• [TASK OBJECTIVE]
Reproduce the whole listing word for word. Leave every image out.

• [SUPPLIED DATA]
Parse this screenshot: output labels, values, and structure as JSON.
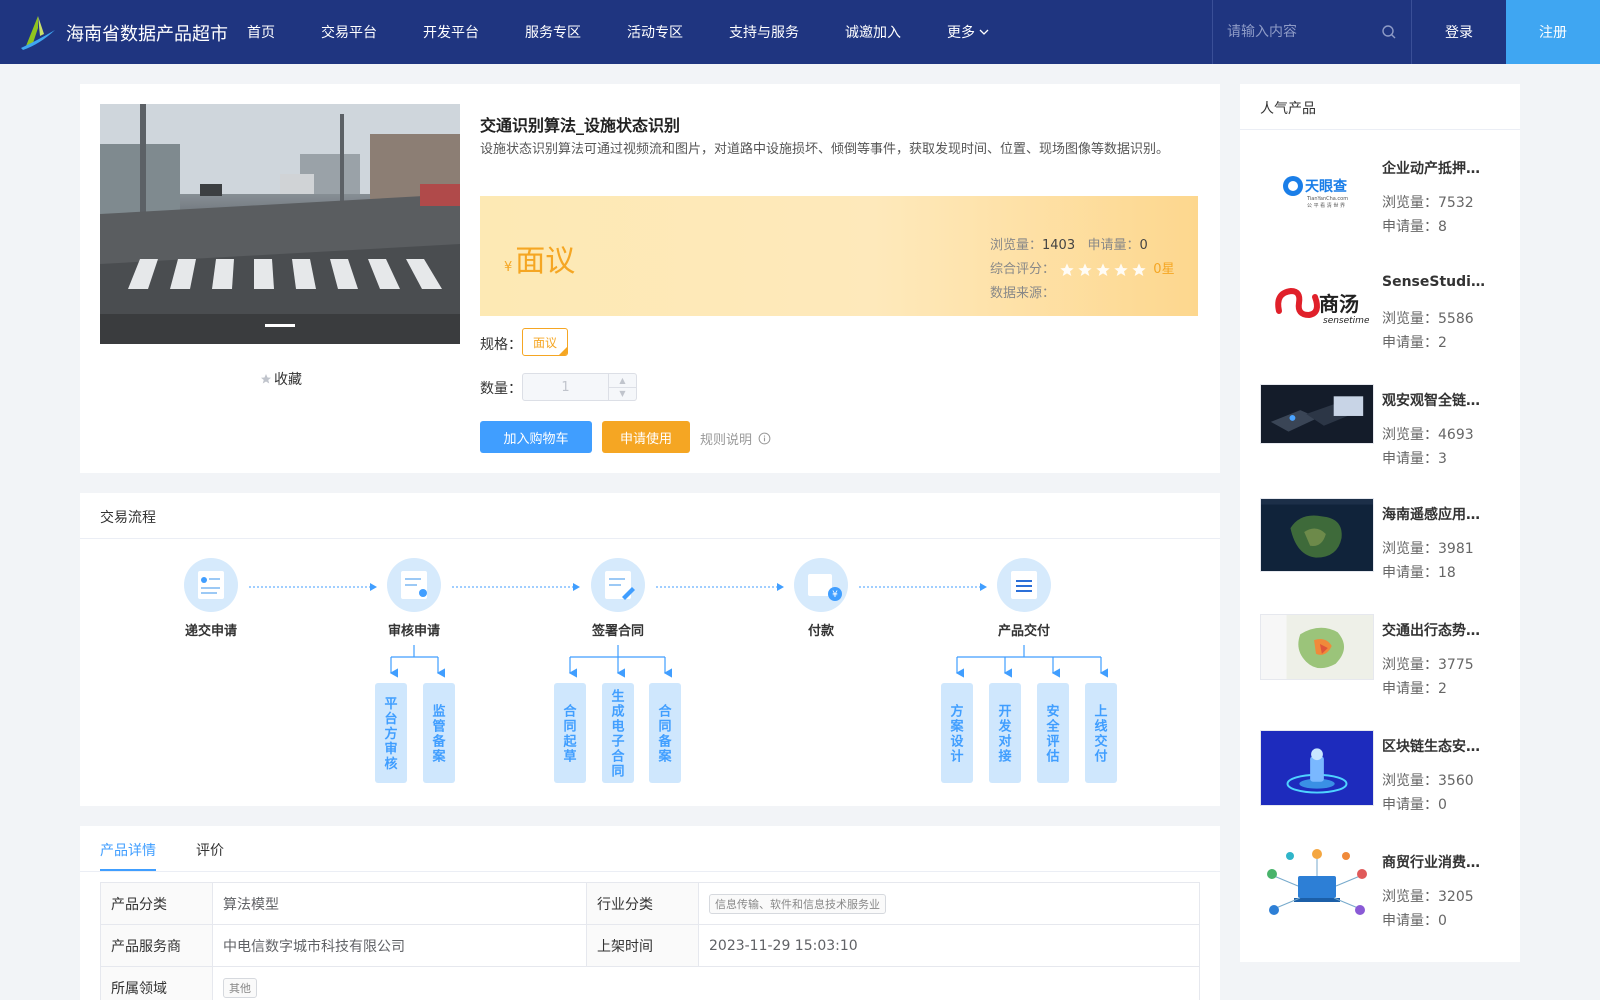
{
  "header": {
    "brand": "海南省数据产品超市",
    "nav": [
      "首页",
      "交易平台",
      "开发平台",
      "服务专区",
      "活动专区",
      "支持与服务",
      "诚邀加入"
    ],
    "more": "更多",
    "search_placeholder": "请输入内容",
    "login": "登录",
    "register": "注册"
  },
  "product": {
    "title": "交通识别算法_设施状态识别",
    "description": "设施状态识别算法可通过视频流和图片，对道路中设施损坏、倾倒等事件，获取发现时间、位置、现场图像等数据识别。",
    "currency": "¥",
    "price": "面议",
    "views_label": "浏览量：",
    "views": "1403",
    "applies_label": "申请量：",
    "applies": "0",
    "rating_label": "综合评分：",
    "rating_text": "0星",
    "rating_value": 0,
    "source_label": "数据来源：",
    "favorite": "收藏",
    "spec_label": "规格：",
    "spec_value": "面议",
    "qty_label": "数量：",
    "qty_value": "1",
    "add_cart": "加入购物车",
    "apply": "申请使用",
    "rules": "规则说明",
    "colors": {
      "accent": "#409eff",
      "price": "#f5a623"
    }
  },
  "flow": {
    "title": "交易流程",
    "steps": [
      "递交申请",
      "审核申请",
      "签署合同",
      "付款",
      "产品交付"
    ],
    "sub_audit": [
      "平台方审核",
      "监管备案"
    ],
    "sub_sign": [
      "合同起草",
      "生成电子合同",
      "合同备案"
    ],
    "sub_deliver": [
      "方案设计",
      "开发对接",
      "安全评估",
      "上线交付"
    ]
  },
  "details": {
    "tabs": [
      "产品详情",
      "评价"
    ],
    "rows": [
      {
        "label1": "产品分类",
        "value1": "算法模型",
        "label2": "行业分类",
        "value2": "信息传输、软件和信息技术服务业"
      },
      {
        "label1": "产品服务商",
        "value1": "中电信数字城市科技有限公司",
        "label2": "上架时间",
        "value2": "2023-11-29 15:03:10"
      },
      {
        "label1": "所属领域",
        "value1": "其他"
      }
    ]
  },
  "sidebar": {
    "title": "人气产品",
    "views_label": "浏览量：",
    "applies_label": "申请量：",
    "items": [
      {
        "name": "企业动产抵押…",
        "views": "7532",
        "applies": "8"
      },
      {
        "name": "SenseStudio…",
        "views": "5586",
        "applies": "2"
      },
      {
        "name": "观安观智全链…",
        "views": "4693",
        "applies": "3"
      },
      {
        "name": "海南遥感应用…",
        "views": "3981",
        "applies": "18"
      },
      {
        "name": "交通出行态势…",
        "views": "3775",
        "applies": "2"
      },
      {
        "name": "区块链生态安…",
        "views": "3560",
        "applies": "0"
      },
      {
        "name": "商贸行业消费…",
        "views": "3205",
        "applies": "0"
      }
    ],
    "logo_texts": {
      "tianyancha_en": "TianYanCha.com",
      "tianyancha_sub": "公 平 看 清 世 界",
      "sensetime_cn": "商汤",
      "sensetime_en": "sensetime"
    }
  }
}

• [YOUR RESPONSE]
Parse this screenshot: output labels, values, and structure as JSON.
{
  "header": {
    "brand": "海南省数据产品超市",
    "nav": [
      "首页",
      "交易平台",
      "开发平台",
      "服务专区",
      "活动专区",
      "支持与服务",
      "诚邀加入"
    ],
    "more": "更多",
    "search_placeholder": "请输入内容",
    "login": "登录",
    "register": "注册"
  },
  "product": {
    "title": "交通识别算法_设施状态识别",
    "description": "设施状态识别算法可通过视频流和图片，对道路中设施损坏、倾倒等事件，获取发现时间、位置、现场图像等数据识别。",
    "currency": "¥",
    "price": "面议",
    "views_label": "浏览量：",
    "views": "1403",
    "applies_label": "申请量：",
    "applies": "0",
    "rating_label": "综合评分：",
    "rating_text": "0星",
    "rating_value": 0,
    "source_label": "数据来源：",
    "favorite": "收藏",
    "spec_label": "规格：",
    "spec_value": "面议",
    "qty_label": "数量：",
    "qty_value": "1",
    "add_cart": "加入购物车",
    "apply": "申请使用",
    "rules": "规则说明",
    "colors": {
      "accent": "#409eff",
      "price": "#f5a623"
    }
  },
  "flow": {
    "title": "交易流程",
    "steps": [
      "递交申请",
      "审核申请",
      "签署合同",
      "付款",
      "产品交付"
    ],
    "sub_audit": [
      "平台方审核",
      "监管备案"
    ],
    "sub_sign": [
      "合同起草",
      "生成电子合同",
      "合同备案"
    ],
    "sub_deliver": [
      "方案设计",
      "开发对接",
      "安全评估",
      "上线交付"
    ]
  },
  "details": {
    "tabs": [
      "产品详情",
      "评价"
    ],
    "rows": [
      {
        "label1": "产品分类",
        "value1": "算法模型",
        "label2": "行业分类",
        "value2": "信息传输、软件和信息技术服务业"
      },
      {
        "label1": "产品服务商",
        "value1": "中电信数字城市科技有限公司",
        "label2": "上架时间",
        "value2": "2023-11-29 15:03:10"
      },
      {
        "label1": "所属领域",
        "value1": "其他"
      }
    ]
  },
  "sidebar": {
    "title": "人气产品",
    "views_label": "浏览量：",
    "applies_label": "申请量：",
    "items": [
      {
        "name": "企业动产抵押…",
        "views": "7532",
        "applies": "8"
      },
      {
        "name": "SenseStudio…",
        "views": "5586",
        "applies": "2"
      },
      {
        "name": "观安观智全链…",
        "views": "4693",
        "applies": "3"
      },
      {
        "name": "海南遥感应用…",
        "views": "3981",
        "applies": "18"
      },
      {
        "name": "交通出行态势…",
        "views": "3775",
        "applies": "2"
      },
      {
        "name": "区块链生态安…",
        "views": "3560",
        "applies": "0"
      },
      {
        "name": "商贸行业消费…",
        "views": "3205",
        "applies": "0"
      }
    ],
    "logo_texts": {
      "tianyancha_en": "TianYanCha.com",
      "tianyancha_sub": "公 平 看 清 世 界",
      "sensetime_cn": "商汤",
      "sensetime_en": "sensetime"
    }
  }
}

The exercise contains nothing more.